- **What to produce**:
Each line below that contains the word "value" must be copied.

- **Supplied data**:

═══

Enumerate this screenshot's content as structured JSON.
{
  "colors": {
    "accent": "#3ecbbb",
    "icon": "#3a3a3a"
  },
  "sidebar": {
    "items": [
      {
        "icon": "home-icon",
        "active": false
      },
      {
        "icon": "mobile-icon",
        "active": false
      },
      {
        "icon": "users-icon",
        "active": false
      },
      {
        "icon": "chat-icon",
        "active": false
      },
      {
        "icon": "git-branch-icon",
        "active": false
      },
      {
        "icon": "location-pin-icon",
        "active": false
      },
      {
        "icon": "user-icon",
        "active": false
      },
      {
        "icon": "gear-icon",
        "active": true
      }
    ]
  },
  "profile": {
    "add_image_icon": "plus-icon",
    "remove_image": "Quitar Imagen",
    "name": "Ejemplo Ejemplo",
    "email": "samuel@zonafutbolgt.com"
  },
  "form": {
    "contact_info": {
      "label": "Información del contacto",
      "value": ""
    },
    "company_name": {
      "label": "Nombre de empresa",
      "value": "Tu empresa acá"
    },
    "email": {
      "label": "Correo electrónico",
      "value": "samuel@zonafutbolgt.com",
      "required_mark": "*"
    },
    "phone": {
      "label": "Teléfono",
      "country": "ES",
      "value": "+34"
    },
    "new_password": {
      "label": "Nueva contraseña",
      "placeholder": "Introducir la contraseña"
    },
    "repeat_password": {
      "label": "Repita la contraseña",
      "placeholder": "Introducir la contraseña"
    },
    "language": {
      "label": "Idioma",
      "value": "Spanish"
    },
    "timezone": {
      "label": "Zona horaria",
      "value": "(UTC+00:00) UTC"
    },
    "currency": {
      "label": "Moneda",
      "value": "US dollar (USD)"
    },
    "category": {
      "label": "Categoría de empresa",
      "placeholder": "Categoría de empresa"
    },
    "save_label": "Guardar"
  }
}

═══

- **Task result**:
      "value": ""
      "value": "Tu empresa acá"
      "value": "samuel@zonafutbolgt.com",
      "value": "+34"
      "value": "Spanish"
      "value": "(UTC+00:00) UTC"
      "value": "US dollar (USD)"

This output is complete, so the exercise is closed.